– “So more and more and more applications will be moving to TAS [Tanzu Application Service].”
McLuckie has explained that with containerised applications running on an Infrastructure-as-a-Service (IaaS) model, code could be written in a hermetically-sealed unit, from which it could be deployed, whole, into disparate environments — a test cloud and a production cloud, for instance.
So far, this standardization of packaging and app architecture looks like one of the most useful effects of kubernetes. Using kubernetes comes with an implicit architecture model, a way of instrumenting applications (making them observable and manageable in production), and a defined life-cycle.

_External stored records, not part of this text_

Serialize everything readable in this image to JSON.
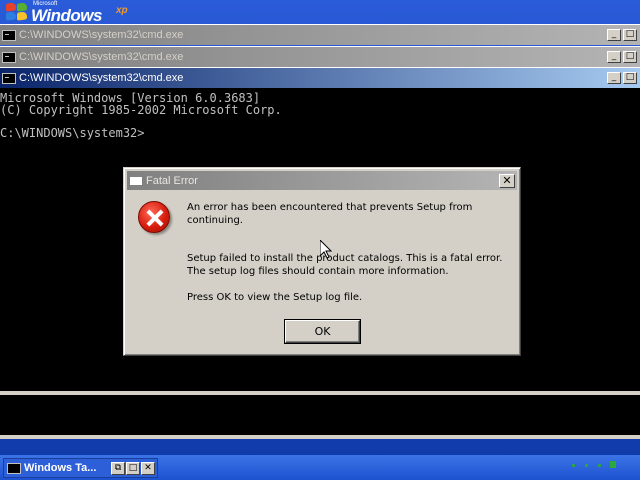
{
  "desktop": {
    "logo_microsoft": "Microsoft",
    "logo_windows": "Windows",
    "logo_version": "xp"
  },
  "cmd_windows": [
    {
      "title": "C:\\WINDOWS\\system32\\cmd.exe",
      "state": "inactive"
    },
    {
      "title": "C:\\WINDOWS\\system32\\cmd.exe",
      "state": "inactive"
    },
    {
      "title": "C:\\WINDOWS\\system32\\cmd.exe",
      "state": "active"
    }
  ],
  "window_buttons": {
    "minimize": "_",
    "maximize": "□"
  },
  "console": {
    "line1": "Microsoft Windows [Version 6.0.3683]",
    "line2": "(C) Copyright 1985-2002 Microsoft Corp.",
    "prompt": "C:\\WINDOWS\\system32>"
  },
  "dialog": {
    "title": "Fatal Error",
    "close": "✕",
    "icon": "error-icon",
    "message1": "An error has been encountered that prevents Setup from continuing.",
    "message2": "Setup failed to install the product catalogs. This is a fatal error. The setup log files should contain more information.",
    "message3": "Press OK to view the Setup log file.",
    "ok_label": "OK"
  },
  "taskbar": {
    "item_label": "Windows Ta...",
    "restore": "⧉",
    "maximize": "□",
    "close": "✕"
  },
  "colors": {
    "active_title_start": "#0a246a",
    "active_title_end": "#a6caf0",
    "inactive_title_start": "#808080",
    "dialog_face": "#d4d0c8",
    "desktop_blue": "#1d4bc2",
    "error_red": "#d81e0e"
  }
}
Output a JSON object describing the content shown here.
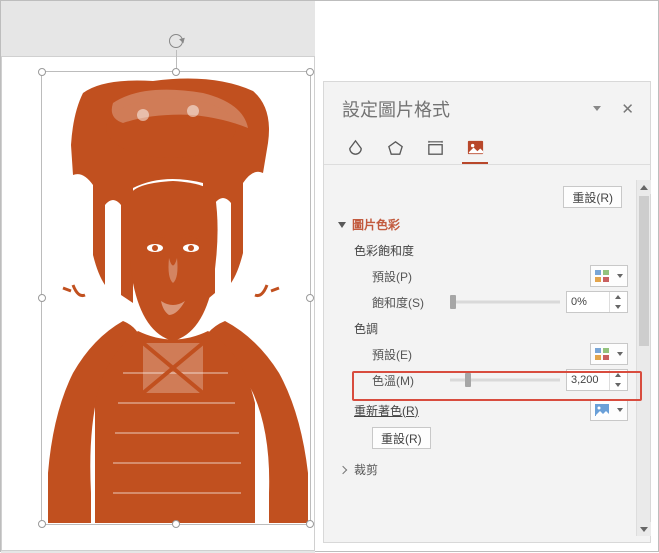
{
  "panel": {
    "title": "設定圖片格式",
    "reset_top": "重設(R)",
    "sections": {
      "color": {
        "header": "圖片色彩",
        "saturation": {
          "label": "色彩飽和度",
          "preset": "預設(P)",
          "sat_label": "飽和度(S)",
          "sat_value": "0%"
        },
        "tone": {
          "label": "色調",
          "preset": "預設(E)",
          "temp_label": "色溫(M)",
          "temp_value": "3,200"
        },
        "recolor": "重新著色(R)",
        "reset": "重設(R)"
      },
      "crop": "裁剪"
    }
  }
}
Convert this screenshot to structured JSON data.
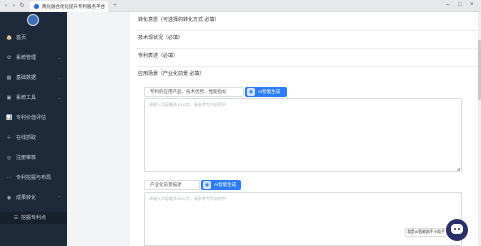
{
  "browser": {
    "tab_title": "两化融合优化提升专利服务平台",
    "close_glyph": "×",
    "new_tab_glyph": "+",
    "icons": [
      "back-icon",
      "forward-icon",
      "refresh-icon",
      "home-icon"
    ]
  },
  "sidebar": {
    "items": [
      {
        "label": "首页",
        "icon": "🏠"
      },
      {
        "label": "系统管理",
        "icon": "⚙"
      },
      {
        "label": "基础数据",
        "icon": "▦"
      },
      {
        "label": "系统工具",
        "icon": "▣"
      },
      {
        "label": "专利价值评估",
        "icon": "📊"
      },
      {
        "label": "在线抓取",
        "icon": "＋"
      },
      {
        "label": "注册审核",
        "icon": "◎"
      },
      {
        "label": "专利挖掘与布局",
        "icon": "⋯"
      },
      {
        "label": "成果转化",
        "icon": "◉"
      }
    ],
    "sub_item": {
      "label": "挖掘专利点",
      "icon": "☰"
    }
  },
  "form": {
    "rows": [
      {
        "label": "转化意愿（可选择的转化方式 必填）"
      },
      {
        "label": "技术现状况（必填）"
      },
      {
        "label": "专利表述（必填）"
      },
      {
        "label": "应用场景（产业化前景 必填）"
      }
    ],
    "section1": {
      "tab_label": "专利的应用产品、技术优势、性能指标",
      "ai_label": "AI智能生成",
      "placeholder": "请输入内容最多3000字，请参考专利说明书"
    },
    "section2": {
      "tab_label": "产业化前景描述",
      "ai_label": "AI智能生成",
      "placeholder": "请输入内容最多3000字，请参考专利说明书"
    }
  },
  "assistant": {
    "tip": "我是AI智能助手小助手"
  }
}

It’s not perfectly clear-cut, but there are enough constraints in how you package up, deploy, and run apps in kubernetes that you don’t have many options.
This gives you an architecture you can just accept and start using: you don’t need to spend months – years, often – debating an enterprise architecture in your organization, coming up with many competing stacks, and then 3 or 4 years later sort of deciding on one but having to live with all that variation (e.g., the state we’re currently in).
Less grandiose, it means less architectural position papers you have to write, less meetings to go to, less arguments with rival ideas, and less time spent building and enforcing the policy of your enterprise architecture. Instead, you can spend all that time making the application better, and, thus, the business better. No CEO ever cared which kubernetes distro you ran, how much you paid to build or licenses it, or if it’s multi-cloud. They care if it helped them make money.
The same applies to ops: there’s now one way (sort of) to understand and manage it all. In contrast, we current have many different ways and tools, often customized within large organizations. That much variety ends up costing too much, and slowing things down more than you’d think.